Oh yeah, absolutely, 100%. But when I play songs that look like they have something to do with the situation, a lot of the time it’s because citizens have walked up and asked me to play it. The number one request I get is Michael Jackson’s “Black or White.” It’s such a great song for [the situation] — everybody knows it, it’ll get people dancing. But it’s more for the people, not for the protestors. As much as they try to get under our skin, we try to not let that happen, and to not let them see that happen, because that’s what they want.
You said Friday was crazier than usual — I heard that was because they didn’t have a permit?
This was actually the first day that this happened — neither one of us had the permit. They just came there around 10:30 in the morning, and I don’t start until 12. I was unaware of it, but one of their civil affairs officers came up to me and explained that how when they had a permit and we didn’t, it was right that their speaker was able to be louder. But then he mentioned that this time nobody had a permit, so it didn’t really matter. So the music went loud. [Laughs.] But that’s what people want! So many people walk by and give a thumbs-up, saying, “Turn it up, turn it up, turn it up!” So if we can get it louder, we’re going to go louder. It might sound immature, but at the end of the day, what they’re doing is completely wrong. It’s nonsense.
You say you try not to let it get under your skin, but it seems like it has at least a little.
I mean, yes, it is very, very, very irritating. But most of the time I’ll have my headphones on. Usually when I’m DJing, I don’t sit there with my headphones on the whole time, I’ll just put ‘em on through mixes and stuff. But a lot of the time, I can’t even hear the music, because they have their speakers faced right at me and I have my speakers facing right at them, and we’re only about 15-20 feet away from each other. As a DJ, you need to hear the music that you’re playing, so a lot of the time I’ll leave my headphones on.
But there’s never been a time where I’ve gone to say something to them, or made hand gestures at them, because that’s exactly what they want.
Are there any songs that they particularly dislike?
They don’t really acknowledge the music that much, honestly.

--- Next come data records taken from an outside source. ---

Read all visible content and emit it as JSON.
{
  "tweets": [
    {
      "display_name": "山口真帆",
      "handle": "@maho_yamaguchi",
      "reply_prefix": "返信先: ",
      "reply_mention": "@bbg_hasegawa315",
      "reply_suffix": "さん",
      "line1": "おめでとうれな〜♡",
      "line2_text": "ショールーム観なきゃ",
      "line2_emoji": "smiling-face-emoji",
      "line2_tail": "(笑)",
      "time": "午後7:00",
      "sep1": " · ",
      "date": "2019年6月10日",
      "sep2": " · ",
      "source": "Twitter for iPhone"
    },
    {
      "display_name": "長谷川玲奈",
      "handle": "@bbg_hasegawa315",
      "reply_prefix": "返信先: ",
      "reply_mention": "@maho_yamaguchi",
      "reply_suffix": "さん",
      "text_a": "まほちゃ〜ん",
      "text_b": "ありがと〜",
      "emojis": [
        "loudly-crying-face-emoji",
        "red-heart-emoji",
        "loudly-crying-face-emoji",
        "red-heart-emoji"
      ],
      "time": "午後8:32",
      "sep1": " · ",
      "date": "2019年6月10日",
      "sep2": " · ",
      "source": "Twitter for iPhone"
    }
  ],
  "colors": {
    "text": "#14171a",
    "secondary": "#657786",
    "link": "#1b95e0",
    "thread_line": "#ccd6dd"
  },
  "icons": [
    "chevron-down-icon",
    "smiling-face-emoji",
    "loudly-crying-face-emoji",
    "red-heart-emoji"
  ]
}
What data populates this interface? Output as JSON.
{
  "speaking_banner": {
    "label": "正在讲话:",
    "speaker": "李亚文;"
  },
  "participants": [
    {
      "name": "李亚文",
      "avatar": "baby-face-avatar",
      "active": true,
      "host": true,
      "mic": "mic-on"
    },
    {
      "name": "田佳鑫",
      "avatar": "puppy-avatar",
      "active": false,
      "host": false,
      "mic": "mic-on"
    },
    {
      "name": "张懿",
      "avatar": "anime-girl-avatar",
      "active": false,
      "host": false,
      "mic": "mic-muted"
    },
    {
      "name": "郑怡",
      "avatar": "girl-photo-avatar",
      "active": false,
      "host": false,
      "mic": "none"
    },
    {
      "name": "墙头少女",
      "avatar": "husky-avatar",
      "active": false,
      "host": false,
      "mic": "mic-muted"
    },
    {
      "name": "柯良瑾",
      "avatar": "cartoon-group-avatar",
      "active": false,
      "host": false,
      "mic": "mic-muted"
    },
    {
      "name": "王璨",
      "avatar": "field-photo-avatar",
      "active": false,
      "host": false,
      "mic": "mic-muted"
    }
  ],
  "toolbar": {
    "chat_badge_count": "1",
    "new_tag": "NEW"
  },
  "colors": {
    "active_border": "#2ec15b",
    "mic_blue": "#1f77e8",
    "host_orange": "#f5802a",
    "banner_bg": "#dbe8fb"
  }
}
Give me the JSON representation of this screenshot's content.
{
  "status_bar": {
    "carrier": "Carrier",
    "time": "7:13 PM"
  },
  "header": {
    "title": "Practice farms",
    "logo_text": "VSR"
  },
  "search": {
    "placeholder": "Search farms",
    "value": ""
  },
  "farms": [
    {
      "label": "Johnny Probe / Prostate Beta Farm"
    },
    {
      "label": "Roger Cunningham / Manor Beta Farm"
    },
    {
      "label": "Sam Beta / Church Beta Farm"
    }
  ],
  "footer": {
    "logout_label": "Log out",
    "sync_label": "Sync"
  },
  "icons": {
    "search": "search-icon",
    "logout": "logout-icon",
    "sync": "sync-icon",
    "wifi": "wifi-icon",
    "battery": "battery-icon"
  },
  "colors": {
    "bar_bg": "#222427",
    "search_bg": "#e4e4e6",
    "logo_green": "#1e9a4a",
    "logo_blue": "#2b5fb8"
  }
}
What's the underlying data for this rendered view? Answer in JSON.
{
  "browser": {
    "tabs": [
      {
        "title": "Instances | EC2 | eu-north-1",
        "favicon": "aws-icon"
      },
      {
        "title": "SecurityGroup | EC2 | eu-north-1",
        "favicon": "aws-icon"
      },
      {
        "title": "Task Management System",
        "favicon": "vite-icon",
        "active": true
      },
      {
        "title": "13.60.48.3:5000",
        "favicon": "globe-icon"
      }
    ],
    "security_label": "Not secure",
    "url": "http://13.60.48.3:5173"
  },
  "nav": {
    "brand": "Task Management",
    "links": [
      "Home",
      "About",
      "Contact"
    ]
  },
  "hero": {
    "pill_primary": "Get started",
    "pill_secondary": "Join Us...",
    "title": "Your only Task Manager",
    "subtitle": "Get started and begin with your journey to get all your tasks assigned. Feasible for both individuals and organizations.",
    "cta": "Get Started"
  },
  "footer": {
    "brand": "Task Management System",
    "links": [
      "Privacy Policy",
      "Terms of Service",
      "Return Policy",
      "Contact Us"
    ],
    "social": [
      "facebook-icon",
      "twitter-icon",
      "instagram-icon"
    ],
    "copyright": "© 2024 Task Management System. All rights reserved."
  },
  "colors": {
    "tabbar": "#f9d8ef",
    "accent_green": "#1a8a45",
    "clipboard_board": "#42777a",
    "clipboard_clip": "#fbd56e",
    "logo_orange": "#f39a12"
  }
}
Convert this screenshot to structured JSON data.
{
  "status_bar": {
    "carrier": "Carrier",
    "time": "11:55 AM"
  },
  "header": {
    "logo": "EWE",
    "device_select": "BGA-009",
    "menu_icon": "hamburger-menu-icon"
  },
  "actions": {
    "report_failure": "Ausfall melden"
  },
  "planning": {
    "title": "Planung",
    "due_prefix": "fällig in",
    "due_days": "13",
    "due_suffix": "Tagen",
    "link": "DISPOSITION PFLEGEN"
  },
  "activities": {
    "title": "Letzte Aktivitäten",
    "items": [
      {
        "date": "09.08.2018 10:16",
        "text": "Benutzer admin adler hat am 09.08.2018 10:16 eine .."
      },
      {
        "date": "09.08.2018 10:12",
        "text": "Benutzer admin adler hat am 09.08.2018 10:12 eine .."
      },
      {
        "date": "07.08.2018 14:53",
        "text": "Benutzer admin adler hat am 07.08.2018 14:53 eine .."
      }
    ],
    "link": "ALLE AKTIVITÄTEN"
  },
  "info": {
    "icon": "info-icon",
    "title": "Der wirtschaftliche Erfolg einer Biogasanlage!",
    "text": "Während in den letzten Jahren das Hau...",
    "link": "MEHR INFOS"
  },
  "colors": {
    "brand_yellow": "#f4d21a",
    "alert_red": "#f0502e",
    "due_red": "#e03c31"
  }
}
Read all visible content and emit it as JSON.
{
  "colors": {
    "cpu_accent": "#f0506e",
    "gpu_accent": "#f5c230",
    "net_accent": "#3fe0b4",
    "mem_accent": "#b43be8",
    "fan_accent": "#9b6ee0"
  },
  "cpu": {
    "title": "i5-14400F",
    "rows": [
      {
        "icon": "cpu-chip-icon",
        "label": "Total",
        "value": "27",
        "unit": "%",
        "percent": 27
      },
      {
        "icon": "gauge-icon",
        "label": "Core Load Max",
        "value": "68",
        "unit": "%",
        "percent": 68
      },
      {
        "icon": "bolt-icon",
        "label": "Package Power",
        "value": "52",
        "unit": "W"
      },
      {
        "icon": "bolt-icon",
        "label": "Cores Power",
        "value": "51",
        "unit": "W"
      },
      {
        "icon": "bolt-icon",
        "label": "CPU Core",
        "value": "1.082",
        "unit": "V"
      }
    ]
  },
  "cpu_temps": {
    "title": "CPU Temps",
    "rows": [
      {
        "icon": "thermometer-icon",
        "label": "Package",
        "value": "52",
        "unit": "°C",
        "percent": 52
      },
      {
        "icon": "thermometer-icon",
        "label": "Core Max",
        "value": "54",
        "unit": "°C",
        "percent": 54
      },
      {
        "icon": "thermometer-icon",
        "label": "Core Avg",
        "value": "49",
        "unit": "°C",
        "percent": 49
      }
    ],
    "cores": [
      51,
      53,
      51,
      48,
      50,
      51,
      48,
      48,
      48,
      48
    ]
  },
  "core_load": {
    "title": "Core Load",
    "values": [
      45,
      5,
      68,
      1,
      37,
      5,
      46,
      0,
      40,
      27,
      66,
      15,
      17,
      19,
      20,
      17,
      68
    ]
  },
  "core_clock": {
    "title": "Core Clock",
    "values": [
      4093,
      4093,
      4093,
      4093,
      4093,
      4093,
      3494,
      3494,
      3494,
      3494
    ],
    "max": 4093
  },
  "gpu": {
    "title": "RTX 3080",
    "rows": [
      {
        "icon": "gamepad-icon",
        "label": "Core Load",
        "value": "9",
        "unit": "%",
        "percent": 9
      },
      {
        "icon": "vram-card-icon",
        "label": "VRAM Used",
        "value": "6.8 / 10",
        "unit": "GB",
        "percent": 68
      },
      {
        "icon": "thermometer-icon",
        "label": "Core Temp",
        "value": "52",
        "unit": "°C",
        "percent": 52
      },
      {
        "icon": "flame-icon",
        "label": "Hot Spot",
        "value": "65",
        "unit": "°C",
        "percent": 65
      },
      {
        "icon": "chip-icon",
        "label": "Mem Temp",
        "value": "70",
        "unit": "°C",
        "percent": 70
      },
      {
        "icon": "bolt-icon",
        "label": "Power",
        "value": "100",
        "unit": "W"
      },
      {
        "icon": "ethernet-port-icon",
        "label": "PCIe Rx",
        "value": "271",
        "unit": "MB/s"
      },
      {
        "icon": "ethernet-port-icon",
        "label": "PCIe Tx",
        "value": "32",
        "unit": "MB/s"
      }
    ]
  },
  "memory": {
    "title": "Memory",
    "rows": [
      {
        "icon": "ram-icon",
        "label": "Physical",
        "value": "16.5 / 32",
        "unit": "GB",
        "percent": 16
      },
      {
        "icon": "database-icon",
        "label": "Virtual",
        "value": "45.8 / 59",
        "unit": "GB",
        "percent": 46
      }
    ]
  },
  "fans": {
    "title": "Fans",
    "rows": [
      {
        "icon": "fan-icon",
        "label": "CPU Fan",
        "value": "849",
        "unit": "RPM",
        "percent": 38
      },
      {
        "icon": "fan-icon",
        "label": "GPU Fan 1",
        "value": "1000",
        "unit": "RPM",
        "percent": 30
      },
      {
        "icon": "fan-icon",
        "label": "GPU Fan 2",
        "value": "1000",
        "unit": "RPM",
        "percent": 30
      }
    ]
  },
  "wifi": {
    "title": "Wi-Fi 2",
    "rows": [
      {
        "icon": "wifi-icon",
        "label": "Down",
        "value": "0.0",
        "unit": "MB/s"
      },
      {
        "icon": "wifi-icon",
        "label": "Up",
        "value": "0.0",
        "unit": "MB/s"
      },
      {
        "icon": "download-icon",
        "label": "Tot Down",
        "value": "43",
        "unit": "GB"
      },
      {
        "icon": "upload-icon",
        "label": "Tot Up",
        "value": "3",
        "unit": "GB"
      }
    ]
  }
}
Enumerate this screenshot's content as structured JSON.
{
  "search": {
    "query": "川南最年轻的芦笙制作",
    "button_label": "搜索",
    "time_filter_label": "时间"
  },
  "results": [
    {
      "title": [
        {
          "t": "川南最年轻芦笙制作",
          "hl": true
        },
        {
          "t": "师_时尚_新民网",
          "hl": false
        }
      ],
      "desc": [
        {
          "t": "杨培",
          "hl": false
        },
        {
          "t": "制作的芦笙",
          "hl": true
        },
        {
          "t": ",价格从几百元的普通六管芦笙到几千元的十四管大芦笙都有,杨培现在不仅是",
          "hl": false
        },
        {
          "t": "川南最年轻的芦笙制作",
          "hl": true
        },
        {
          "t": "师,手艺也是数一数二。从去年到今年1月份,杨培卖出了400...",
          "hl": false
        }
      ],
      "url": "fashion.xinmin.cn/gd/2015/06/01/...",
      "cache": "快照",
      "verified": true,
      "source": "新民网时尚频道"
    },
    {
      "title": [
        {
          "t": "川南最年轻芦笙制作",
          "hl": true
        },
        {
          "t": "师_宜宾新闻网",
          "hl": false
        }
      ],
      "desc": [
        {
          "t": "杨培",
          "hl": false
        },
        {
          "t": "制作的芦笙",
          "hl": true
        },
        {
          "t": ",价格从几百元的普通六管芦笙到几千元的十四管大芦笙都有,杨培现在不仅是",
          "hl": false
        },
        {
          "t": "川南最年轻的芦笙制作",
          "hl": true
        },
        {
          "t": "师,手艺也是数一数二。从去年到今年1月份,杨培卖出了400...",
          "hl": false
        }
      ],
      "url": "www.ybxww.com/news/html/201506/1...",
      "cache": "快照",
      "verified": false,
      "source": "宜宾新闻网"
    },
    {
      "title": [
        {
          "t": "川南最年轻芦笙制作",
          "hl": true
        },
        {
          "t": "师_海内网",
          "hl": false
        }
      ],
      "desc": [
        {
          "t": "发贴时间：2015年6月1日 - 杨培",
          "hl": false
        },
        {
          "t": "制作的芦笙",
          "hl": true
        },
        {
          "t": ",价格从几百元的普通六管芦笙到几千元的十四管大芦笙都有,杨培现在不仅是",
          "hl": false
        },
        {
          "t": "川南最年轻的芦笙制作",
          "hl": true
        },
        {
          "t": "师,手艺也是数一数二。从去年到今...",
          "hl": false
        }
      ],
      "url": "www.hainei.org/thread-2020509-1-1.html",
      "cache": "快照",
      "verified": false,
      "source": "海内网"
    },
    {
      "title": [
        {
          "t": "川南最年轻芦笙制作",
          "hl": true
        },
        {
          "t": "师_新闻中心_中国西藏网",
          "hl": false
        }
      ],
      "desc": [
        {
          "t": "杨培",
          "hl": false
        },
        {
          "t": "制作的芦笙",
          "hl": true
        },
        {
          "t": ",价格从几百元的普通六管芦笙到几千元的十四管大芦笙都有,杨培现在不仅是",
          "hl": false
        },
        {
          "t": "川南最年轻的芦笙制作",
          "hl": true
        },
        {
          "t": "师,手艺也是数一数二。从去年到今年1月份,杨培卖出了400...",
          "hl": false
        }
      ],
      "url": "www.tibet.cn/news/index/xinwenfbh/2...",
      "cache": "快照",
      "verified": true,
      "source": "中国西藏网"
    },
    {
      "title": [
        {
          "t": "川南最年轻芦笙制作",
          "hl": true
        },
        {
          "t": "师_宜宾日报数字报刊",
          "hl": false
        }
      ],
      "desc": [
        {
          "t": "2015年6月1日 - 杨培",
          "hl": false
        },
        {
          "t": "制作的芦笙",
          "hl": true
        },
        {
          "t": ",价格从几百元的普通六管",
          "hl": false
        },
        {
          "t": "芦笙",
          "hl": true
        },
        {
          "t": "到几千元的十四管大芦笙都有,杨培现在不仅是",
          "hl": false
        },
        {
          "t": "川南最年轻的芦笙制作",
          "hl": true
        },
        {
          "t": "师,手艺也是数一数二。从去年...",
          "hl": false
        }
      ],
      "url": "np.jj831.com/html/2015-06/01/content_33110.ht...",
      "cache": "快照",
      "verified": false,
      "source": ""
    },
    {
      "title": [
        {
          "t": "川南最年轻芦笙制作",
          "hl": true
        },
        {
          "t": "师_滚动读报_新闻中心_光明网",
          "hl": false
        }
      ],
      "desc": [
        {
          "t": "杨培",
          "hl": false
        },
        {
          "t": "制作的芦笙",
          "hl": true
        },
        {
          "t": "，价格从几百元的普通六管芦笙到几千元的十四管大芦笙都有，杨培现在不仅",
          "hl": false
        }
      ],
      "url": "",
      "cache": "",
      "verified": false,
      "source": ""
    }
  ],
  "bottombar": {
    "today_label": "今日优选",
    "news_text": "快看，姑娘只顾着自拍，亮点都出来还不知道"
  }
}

When I was there Friday, I stuck around for a few songs, and it seemed like you had a dialogue going on. You played “Hit the Road, Jack” as they were packing up —
[Laughs.] Oh, yeah, yeah.
— and I believe in response to that they were calling you white boy, and you played “Play That Funky Music, White Boy” —
Oh yeah, absolutely.
— and then they were calling you a devil, and you played “Running with the Devil.” Do you do that often?
No, I don’t do that every week. “Hit the Road, Jack” — multiple people came up to me and asked me to put that on. I don’t regret doing it or anything, but it’s… I don’t want to say immature. But you know what? If I’m going to say something to them, if what they’re doing is going to get under my skin, the only way that I would consider getting back at them is through a song.
Icepack Illustrated: Kroll, Starr, Thicke, etc.
If Icepack Illustrated looks a little short this week, it’s due to some physical health issues...
See Braille street art in its unnatural environment — a gallery
Back in August we wrote about Braille street art, the product of a special partnership between...
Huge horror-movie convention happening near Philly this weekend
In its 27th installment, Monster-Mania Con, one of the largest horror-film and memorabilia...